--- Data for this exercise ---

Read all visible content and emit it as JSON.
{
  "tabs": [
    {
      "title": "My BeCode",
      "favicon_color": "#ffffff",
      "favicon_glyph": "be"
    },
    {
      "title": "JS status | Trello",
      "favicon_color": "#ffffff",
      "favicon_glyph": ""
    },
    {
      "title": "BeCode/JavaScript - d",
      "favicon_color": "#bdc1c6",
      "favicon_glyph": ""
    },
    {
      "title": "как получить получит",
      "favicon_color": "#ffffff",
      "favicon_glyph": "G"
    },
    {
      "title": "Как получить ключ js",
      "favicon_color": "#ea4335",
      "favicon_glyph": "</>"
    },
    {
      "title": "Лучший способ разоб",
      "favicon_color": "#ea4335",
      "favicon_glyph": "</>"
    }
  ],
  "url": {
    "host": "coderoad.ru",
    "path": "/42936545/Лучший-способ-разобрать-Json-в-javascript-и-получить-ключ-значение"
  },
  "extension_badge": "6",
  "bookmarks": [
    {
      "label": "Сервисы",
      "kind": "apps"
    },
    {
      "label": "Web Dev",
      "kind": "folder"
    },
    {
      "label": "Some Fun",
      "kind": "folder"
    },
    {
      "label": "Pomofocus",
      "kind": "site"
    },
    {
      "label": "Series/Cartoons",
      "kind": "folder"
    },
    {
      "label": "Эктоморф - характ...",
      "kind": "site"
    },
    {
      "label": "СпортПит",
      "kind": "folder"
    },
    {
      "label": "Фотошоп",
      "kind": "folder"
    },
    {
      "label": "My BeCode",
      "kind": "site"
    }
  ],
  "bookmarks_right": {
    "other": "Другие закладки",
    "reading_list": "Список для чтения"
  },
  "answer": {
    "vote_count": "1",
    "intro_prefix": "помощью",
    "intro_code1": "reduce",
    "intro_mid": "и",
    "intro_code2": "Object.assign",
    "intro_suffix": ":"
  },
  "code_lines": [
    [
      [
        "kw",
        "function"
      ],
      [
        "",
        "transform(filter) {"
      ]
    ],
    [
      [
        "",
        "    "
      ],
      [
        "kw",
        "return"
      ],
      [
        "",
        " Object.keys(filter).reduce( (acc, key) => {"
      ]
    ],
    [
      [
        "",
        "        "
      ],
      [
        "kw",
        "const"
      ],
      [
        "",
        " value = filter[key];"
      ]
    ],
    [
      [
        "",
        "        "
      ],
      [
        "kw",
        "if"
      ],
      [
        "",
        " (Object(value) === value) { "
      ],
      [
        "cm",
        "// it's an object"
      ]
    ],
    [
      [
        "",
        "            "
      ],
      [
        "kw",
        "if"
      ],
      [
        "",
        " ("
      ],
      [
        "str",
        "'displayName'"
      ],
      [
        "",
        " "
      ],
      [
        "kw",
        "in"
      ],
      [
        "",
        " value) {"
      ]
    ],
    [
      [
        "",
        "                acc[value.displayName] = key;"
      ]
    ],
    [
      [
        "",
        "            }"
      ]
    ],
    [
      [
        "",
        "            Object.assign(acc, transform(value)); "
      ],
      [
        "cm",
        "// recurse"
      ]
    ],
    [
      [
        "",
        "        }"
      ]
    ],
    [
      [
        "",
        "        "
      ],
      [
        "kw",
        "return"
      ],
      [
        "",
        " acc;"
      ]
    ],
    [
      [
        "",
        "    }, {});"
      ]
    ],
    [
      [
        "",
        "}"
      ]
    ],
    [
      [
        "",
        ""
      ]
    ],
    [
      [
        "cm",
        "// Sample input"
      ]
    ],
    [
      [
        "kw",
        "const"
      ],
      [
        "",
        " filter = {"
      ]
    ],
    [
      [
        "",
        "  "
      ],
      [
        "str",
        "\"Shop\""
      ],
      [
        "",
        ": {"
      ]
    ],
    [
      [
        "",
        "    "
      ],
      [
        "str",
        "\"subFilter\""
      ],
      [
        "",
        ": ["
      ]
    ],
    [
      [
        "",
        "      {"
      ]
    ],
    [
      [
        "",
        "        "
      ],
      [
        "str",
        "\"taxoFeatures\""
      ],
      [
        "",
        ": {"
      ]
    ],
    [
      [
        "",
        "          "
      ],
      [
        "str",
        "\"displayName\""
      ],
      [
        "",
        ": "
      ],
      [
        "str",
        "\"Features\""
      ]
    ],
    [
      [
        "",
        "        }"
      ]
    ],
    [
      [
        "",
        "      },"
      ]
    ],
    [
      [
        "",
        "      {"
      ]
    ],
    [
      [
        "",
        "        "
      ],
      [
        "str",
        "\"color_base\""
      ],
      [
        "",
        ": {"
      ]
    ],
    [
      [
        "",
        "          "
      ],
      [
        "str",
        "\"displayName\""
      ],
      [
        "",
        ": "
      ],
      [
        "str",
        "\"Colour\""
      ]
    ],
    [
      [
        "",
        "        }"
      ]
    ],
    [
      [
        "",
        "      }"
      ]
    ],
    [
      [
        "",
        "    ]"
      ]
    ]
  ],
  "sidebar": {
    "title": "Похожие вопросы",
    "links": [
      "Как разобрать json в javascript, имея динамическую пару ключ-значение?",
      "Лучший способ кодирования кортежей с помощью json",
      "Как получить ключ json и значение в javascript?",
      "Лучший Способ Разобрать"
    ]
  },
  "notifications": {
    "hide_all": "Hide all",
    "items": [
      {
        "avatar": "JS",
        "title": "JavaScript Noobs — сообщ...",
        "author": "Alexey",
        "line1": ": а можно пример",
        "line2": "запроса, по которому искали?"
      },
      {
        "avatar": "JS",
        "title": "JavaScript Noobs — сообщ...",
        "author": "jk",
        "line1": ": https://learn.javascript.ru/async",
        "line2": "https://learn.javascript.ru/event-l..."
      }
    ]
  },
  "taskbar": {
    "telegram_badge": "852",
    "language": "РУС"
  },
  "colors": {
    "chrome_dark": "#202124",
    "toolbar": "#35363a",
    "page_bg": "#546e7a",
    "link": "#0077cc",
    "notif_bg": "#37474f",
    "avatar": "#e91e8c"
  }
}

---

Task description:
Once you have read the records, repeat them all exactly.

Reply to the exercise:
Read all visible content and emit it as JSON.
{
  "tabs": [
    {
      "title": "My BeCode",
      "favicon_color": "#ffffff",
      "favicon_glyph": "be"
    },
    {
      "title": "JS status | Trello",
      "favicon_color": "#ffffff",
      "favicon_glyph": ""
    },
    {
      "title": "BeCode/JavaScript - d",
      "favicon_color": "#bdc1c6",
      "favicon_glyph": ""
    },
    {
      "title": "как получить получит",
      "favicon_color": "#ffffff",
      "favicon_glyph": "G"
    },
    {
      "title": "Как получить ключ js",
      "favicon_color": "#ea4335",
      "favicon_glyph": "</>"
    },
    {
      "title": "Лучший способ разоб",
      "favicon_color": "#ea4335",
      "favicon_glyph": "</>"
    }
  ],
  "url": {
    "host": "coderoad.ru",
    "path": "/42936545/Лучший-способ-разобрать-Json-в-javascript-и-получить-ключ-значение"
  },
  "extension_badge": "6",
  "bookmarks": [
    {
      "label": "Сервисы",
      "kind": "apps"
    },
    {
      "label": "Web Dev",
      "kind": "folder"
    },
    {
      "label": "Some Fun",
      "kind": "folder"
    },
    {
      "label": "Pomofocus",
      "kind": "site"
    },
    {
      "label": "Series/Cartoons",
      "kind": "folder"
    },
    {
      "label": "Эктоморф - характ...",
      "kind": "site"
    },
    {
      "label": "СпортПит",
      "kind": "folder"
    },
    {
      "label": "Фотошоп",
      "kind": "folder"
    },
    {
      "label": "My BeCode",
      "kind": "site"
    }
  ],
  "bookmarks_right": {
    "other": "Другие закладки",
    "reading_list": "Список для чтения"
  },
  "answer": {
    "vote_count": "1",
    "intro_prefix": "помощью",
    "intro_code1": "reduce",
    "intro_mid": "и",
    "intro_code2": "Object.assign",
    "intro_suffix": ":"
  },
  "code_lines": [
    [
      [
        "kw",
        "function"
      ],
      [
        "",
        "transform(filter) {"
      ]
    ],
    [
      [
        "",
        "    "
      ],
      [
        "kw",
        "return"
      ],
      [
        "",
        " Object.keys(filter).reduce( (acc, key) => {"
      ]
    ],
    [
      [
        "",
        "        "
      ],
      [
        "kw",
        "const"
      ],
      [
        "",
        " value = filter[key];"
      ]
    ],
    [
      [
        "",
        "        "
      ],
      [
        "kw",
        "if"
      ],
      [
        "",
        " (Object(value) === value) { "
      ],
      [
        "cm",
        "// it's an object"
      ]
    ],
    [
      [
        "",
        "            "
      ],
      [
        "kw",
        "if"
      ],
      [
        "",
        " ("
      ],
      [
        "str",
        "'displayName'"
      ],
      [
        "",
        " "
      ],
      [
        "kw",
        "in"
      ],
      [
        "",
        " value) {"
      ]
    ],
    [
      [
        "",
        "                acc[value.displayName] = key;"
      ]
    ],
    [
      [
        "",
        "            }"
      ]
    ],
    [
      [
        "",
        "            Object.assign(acc, transform(value)); "
      ],
      [
        "cm",
        "// recurse"
      ]
    ],
    [
      [
        "",
        "        }"
      ]
    ],
    [
      [
        "",
        "        "
      ],
      [
        "kw",
        "return"
      ],
      [
        "",
        " acc;"
      ]
    ],
    [
      [
        "",
        "    }, {});"
      ]
    ],
    [
      [
        "",
        "}"
      ]
    ],
    [
      [
        "",
        ""
      ]
    ],
    [
      [
        "cm",
        "// Sample input"
      ]
    ],
    [
      [
        "kw",
        "const"
      ],
      [
        "",
        " filter = {"
      ]
    ],
    [
      [
        "",
        "  "
      ],
      [
        "str",
        "\"Shop\""
      ],
      [
        "",
        ": {"
      ]
    ],
    [
      [
        "",
        "    "
      ],
      [
        "str",
        "\"subFilter\""
      ],
      [
        "",
        ": ["
      ]
    ],
    [
      [
        "",
        "      {"
      ]
    ],
    [
      [
        "",
        "        "
      ],
      [
        "str",
        "\"taxoFeatures\""
      ],
      [
        "",
        ": {"
      ]
    ],
    [
      [
        "",
        "          "
      ],
      [
        "str",
        "\"displayName\""
      ],
      [
        "",
        ": "
      ],
      [
        "str",
        "\"Features\""
      ]
    ],
    [
      [
        "",
        "        }"
      ]
    ],
    [
      [
        "",
        "      },"
      ]
    ],
    [
      [
        "",
        "      {"
      ]
    ],
    [
      [
        "",
        "        "
      ],
      [
        "str",
        "\"color_base\""
      ],
      [
        "",
        ": {"
      ]
    ],
    [
      [
        "",
        "          "
      ],
      [
        "str",
        "\"displayName\""
      ],
      [
        "",
        ": "
      ],
      [
        "str",
        "\"Colour\""
      ]
    ],
    [
      [
        "",
        "        }"
      ]
    ],
    [
      [
        "",
        "      }"
      ]
    ],
    [
      [
        "",
        "    ]"
      ]
    ]
  ],
  "sidebar": {
    "title": "Похожие вопросы",
    "links": [
      "Как разобрать json в javascript, имея динамическую пару ключ-значение?",
      "Лучший способ кодирования кортежей с помощью json",
      "Как получить ключ json и значение в javascript?",
      "Лучший Способ Разобрать"
    ]
  },
  "notifications": {
    "hide_all": "Hide all",
    "items": [
      {
        "avatar": "JS",
        "title": "JavaScript Noobs — сообщ...",
        "author": "Alexey",
        "line1": ": а можно пример",
        "line2": "запроса, по которому искали?"
      },
      {
        "avatar": "JS",
        "title": "JavaScript Noobs — сообщ...",
        "author": "jk",
        "line1": ": https://learn.javascript.ru/async",
        "line2": "https://learn.javascript.ru/event-l..."
      }
    ]
  },
  "taskbar": {
    "telegram_badge": "852",
    "language": "РУС"
  },
  "colors": {
    "chrome_dark": "#202124",
    "toolbar": "#35363a",
    "page_bg": "#546e7a",
    "link": "#0077cc",
    "notif_bg": "#37474f",
    "avatar": "#e91e8c"
  }
}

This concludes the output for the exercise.